What is being asked:
Lines with the word "title" are the ones wanted. Copy each of them from the entries below.

Records for processing below:

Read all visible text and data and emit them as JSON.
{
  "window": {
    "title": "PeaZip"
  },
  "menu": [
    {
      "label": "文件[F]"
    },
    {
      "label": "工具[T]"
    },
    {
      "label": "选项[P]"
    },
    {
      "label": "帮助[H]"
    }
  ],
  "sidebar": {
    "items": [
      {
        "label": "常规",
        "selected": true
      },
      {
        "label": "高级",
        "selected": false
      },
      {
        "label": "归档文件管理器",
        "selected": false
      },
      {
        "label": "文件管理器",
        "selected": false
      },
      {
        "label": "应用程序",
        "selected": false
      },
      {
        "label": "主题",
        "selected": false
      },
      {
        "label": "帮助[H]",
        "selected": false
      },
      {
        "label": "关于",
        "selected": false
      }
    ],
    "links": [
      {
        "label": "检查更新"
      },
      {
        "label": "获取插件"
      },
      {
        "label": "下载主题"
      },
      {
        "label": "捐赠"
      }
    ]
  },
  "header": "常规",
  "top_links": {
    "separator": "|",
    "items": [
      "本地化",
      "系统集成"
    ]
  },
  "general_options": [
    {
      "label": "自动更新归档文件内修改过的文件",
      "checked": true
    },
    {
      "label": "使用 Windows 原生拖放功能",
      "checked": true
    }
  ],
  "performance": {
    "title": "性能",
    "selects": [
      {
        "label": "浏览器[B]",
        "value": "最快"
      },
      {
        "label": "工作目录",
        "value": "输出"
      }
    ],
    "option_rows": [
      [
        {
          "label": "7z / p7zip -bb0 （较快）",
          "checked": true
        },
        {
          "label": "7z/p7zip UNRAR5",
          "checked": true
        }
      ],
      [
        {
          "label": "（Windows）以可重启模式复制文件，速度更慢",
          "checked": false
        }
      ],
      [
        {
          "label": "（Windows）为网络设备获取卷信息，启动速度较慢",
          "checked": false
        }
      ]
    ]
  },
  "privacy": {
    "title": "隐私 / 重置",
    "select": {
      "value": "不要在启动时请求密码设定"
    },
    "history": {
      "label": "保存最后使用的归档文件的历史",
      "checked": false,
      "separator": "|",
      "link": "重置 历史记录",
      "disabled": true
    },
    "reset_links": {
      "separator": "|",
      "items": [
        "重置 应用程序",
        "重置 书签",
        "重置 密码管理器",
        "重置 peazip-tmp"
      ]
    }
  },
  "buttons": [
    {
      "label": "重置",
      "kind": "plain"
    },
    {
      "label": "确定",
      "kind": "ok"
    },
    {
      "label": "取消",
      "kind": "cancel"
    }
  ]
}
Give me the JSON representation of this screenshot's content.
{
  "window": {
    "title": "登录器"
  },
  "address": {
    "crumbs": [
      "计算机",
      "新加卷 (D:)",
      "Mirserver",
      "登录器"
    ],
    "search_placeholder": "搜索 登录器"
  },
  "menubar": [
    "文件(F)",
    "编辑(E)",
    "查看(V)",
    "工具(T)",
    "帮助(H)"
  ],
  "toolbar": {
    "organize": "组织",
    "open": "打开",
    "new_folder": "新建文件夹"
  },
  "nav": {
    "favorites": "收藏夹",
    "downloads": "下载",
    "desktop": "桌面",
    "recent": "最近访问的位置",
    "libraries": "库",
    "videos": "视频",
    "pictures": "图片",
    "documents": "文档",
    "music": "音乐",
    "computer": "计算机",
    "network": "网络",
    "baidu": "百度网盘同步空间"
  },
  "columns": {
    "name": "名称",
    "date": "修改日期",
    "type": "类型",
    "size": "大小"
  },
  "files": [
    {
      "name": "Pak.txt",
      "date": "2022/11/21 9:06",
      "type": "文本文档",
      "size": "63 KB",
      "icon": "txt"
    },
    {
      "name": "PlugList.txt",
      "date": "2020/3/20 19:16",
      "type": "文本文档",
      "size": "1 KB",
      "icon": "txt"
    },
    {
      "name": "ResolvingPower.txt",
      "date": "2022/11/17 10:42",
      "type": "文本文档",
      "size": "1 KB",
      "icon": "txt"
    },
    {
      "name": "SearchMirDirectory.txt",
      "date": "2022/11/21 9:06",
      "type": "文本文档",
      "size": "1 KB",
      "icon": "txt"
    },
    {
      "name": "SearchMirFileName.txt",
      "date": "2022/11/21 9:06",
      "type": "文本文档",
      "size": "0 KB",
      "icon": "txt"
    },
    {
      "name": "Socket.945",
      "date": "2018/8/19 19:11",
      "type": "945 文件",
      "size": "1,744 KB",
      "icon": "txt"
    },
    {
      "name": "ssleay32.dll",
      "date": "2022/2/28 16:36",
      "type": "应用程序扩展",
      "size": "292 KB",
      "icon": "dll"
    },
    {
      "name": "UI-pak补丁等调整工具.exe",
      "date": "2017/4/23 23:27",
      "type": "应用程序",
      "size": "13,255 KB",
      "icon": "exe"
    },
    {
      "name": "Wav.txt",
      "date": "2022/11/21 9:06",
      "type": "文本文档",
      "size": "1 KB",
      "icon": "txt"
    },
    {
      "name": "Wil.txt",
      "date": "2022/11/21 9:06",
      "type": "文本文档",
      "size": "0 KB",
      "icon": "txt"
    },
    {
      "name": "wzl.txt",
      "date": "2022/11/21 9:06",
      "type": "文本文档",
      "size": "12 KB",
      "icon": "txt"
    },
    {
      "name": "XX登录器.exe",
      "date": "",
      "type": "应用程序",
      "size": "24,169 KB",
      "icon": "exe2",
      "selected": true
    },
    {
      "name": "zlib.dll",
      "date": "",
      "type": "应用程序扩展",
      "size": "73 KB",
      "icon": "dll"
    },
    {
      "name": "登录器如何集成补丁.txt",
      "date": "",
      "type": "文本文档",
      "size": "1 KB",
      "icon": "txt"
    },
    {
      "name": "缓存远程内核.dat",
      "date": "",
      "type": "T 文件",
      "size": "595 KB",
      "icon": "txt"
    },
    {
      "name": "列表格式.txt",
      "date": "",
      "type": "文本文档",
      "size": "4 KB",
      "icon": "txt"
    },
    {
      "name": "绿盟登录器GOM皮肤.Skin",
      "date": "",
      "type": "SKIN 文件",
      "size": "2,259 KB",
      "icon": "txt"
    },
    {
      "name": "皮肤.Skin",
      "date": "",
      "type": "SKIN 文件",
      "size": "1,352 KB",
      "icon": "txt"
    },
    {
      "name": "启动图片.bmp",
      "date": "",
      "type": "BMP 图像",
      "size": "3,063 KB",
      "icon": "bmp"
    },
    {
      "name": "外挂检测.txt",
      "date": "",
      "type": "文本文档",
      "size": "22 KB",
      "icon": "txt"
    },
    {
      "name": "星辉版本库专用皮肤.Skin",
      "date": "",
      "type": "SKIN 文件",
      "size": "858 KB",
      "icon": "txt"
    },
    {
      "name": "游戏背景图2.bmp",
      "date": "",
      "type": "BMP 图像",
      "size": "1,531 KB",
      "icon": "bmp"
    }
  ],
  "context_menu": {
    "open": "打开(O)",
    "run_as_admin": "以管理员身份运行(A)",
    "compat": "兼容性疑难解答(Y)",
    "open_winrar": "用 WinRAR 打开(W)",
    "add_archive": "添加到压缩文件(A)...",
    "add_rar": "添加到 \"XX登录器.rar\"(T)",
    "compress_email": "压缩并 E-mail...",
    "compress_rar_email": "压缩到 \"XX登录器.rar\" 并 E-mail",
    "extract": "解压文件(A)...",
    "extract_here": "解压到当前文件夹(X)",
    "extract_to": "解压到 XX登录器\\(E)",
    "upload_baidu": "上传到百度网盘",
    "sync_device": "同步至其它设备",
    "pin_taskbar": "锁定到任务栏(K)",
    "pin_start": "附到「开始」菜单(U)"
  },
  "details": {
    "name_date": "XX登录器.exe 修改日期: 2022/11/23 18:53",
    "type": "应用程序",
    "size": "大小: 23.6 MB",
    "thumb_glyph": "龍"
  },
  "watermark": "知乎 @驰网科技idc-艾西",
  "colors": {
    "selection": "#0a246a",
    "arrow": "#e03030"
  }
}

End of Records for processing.

Answer for this exercise:
    "title": "PeaZip"
    "title": "性能",
    "title": "隐私 / 重置",
    "title": "登录器"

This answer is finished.